## The task
Using the listing that follows, filter out every line lacking the string "from" and return the rest.

## Data excerpts
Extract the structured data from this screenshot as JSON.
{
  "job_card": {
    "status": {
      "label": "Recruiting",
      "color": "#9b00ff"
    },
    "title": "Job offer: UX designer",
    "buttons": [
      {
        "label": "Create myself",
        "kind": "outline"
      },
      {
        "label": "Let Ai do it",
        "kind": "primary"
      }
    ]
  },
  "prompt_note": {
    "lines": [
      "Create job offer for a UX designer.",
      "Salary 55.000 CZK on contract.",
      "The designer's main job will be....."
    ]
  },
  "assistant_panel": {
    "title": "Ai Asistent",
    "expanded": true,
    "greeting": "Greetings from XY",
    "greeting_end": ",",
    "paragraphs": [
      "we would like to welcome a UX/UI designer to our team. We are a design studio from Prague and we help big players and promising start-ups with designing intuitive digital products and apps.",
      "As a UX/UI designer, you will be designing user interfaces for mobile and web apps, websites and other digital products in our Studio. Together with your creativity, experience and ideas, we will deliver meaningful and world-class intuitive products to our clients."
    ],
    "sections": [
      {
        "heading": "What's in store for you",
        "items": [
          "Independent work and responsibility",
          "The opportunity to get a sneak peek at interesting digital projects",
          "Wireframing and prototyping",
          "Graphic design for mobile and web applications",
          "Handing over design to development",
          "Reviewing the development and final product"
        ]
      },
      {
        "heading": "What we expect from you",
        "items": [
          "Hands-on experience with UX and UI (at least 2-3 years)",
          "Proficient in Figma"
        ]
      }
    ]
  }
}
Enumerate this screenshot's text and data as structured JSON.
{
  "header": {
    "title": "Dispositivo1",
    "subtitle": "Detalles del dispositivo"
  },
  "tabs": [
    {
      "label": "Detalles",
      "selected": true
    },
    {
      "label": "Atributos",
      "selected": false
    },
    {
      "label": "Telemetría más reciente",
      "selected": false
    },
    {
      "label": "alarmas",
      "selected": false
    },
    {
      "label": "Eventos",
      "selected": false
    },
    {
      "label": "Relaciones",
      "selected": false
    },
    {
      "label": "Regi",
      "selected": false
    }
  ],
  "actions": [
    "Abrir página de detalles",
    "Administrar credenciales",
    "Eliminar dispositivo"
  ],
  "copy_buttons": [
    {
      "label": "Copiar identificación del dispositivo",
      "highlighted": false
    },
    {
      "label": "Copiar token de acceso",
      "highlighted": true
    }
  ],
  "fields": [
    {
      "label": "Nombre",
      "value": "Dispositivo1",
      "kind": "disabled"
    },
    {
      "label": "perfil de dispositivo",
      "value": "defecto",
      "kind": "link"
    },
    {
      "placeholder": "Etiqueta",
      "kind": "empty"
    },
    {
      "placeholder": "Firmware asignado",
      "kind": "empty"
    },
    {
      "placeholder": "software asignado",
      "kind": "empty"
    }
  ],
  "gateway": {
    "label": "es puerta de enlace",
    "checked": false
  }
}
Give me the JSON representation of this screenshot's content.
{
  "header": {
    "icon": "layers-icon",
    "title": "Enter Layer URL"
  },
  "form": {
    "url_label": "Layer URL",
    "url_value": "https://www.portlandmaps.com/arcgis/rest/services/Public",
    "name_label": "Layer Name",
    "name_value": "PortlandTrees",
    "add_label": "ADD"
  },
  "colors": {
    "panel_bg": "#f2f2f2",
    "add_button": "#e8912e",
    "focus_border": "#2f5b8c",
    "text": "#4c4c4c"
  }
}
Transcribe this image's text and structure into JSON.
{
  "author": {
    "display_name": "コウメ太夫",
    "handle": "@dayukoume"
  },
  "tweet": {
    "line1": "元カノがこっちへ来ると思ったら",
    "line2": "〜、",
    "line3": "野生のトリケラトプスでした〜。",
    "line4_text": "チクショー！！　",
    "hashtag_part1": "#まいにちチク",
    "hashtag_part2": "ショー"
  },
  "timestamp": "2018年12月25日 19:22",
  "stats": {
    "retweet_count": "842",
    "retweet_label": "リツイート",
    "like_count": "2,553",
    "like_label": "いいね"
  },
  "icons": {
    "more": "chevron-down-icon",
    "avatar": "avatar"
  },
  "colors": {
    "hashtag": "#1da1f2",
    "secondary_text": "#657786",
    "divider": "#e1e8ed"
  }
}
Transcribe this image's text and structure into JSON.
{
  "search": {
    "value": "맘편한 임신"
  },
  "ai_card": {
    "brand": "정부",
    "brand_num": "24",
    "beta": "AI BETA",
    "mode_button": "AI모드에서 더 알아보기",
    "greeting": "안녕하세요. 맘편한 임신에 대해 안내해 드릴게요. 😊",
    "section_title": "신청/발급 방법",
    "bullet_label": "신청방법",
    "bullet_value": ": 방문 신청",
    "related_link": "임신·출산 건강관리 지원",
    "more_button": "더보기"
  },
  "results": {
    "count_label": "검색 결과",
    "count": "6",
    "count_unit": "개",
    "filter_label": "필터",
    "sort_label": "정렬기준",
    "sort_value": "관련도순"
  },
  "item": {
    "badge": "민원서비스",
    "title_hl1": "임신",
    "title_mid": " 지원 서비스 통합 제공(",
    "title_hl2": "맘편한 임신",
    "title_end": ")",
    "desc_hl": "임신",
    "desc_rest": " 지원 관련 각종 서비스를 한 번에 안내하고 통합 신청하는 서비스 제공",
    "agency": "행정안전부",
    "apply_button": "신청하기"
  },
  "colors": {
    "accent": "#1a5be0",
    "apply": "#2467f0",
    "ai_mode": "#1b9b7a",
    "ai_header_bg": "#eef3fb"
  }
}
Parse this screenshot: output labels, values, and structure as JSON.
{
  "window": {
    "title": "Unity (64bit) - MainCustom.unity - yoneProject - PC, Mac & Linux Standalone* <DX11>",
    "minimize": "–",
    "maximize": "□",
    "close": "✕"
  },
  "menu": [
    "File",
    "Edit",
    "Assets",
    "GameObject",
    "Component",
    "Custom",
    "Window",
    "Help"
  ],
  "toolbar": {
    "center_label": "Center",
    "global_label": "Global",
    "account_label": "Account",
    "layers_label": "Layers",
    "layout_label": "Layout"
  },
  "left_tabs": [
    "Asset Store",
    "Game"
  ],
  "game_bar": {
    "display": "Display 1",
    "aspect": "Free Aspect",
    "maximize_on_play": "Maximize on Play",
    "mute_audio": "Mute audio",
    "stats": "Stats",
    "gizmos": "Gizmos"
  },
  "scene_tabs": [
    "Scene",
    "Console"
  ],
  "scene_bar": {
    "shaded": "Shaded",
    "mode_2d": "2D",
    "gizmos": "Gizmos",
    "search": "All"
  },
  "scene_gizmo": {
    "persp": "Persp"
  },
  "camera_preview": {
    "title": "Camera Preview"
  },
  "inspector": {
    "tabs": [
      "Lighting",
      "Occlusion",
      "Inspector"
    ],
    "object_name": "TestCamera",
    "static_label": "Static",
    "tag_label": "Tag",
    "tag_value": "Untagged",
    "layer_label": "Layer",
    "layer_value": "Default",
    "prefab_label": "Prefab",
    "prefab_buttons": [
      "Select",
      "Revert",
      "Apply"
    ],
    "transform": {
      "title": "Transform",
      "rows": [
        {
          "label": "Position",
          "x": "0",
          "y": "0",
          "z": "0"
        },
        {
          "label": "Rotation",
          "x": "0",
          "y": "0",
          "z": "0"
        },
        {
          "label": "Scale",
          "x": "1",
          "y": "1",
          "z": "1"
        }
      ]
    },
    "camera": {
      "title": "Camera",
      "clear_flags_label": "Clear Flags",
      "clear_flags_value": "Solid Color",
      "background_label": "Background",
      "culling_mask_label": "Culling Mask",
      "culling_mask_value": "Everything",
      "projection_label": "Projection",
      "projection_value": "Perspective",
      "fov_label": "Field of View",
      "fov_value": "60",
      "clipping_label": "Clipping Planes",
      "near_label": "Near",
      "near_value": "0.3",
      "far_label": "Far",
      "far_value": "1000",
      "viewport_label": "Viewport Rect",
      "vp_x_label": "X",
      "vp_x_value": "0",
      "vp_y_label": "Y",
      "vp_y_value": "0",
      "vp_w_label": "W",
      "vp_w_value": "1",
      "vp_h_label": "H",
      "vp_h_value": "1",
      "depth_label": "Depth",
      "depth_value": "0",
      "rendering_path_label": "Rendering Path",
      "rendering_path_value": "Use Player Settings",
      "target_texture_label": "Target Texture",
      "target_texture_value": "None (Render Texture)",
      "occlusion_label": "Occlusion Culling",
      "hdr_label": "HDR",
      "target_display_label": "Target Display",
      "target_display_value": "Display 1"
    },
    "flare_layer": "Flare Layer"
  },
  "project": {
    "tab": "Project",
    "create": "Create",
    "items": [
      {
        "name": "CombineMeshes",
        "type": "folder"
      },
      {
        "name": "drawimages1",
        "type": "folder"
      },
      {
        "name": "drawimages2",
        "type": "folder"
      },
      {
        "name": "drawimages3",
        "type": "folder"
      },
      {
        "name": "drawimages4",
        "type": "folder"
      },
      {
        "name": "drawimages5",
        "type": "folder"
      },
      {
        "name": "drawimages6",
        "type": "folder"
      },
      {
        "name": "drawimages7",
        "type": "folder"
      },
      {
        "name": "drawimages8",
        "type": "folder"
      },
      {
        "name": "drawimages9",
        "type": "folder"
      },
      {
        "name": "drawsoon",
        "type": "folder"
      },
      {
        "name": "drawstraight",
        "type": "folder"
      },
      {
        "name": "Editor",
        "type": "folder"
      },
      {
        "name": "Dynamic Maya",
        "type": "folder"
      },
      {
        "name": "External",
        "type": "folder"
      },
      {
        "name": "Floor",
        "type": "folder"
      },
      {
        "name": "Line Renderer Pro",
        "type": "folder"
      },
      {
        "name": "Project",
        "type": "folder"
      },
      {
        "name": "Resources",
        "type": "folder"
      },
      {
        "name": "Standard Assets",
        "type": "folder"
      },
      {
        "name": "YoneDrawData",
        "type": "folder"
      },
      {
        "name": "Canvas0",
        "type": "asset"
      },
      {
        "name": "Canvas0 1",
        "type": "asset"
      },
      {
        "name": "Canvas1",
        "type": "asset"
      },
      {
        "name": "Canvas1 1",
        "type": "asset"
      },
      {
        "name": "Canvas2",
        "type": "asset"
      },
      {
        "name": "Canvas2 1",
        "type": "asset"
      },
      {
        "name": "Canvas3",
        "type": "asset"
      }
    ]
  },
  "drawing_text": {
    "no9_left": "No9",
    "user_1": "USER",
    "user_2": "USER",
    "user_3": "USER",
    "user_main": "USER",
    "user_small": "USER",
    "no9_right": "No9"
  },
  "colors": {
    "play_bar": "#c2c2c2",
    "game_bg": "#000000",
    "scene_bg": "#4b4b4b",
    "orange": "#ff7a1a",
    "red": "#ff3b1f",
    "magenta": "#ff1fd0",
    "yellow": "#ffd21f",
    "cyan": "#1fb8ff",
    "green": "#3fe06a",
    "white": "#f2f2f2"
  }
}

## Answer below
Extract the structured data from this screenshot as JSON.
    "greeting": "Greetings from XY",
      "we would like to welcome a UX/UI designer to our team. We are a design studio from Prague and we help big players and promising start-ups with designing intuitive digital products and apps.",
        "heading": "What we expect from you",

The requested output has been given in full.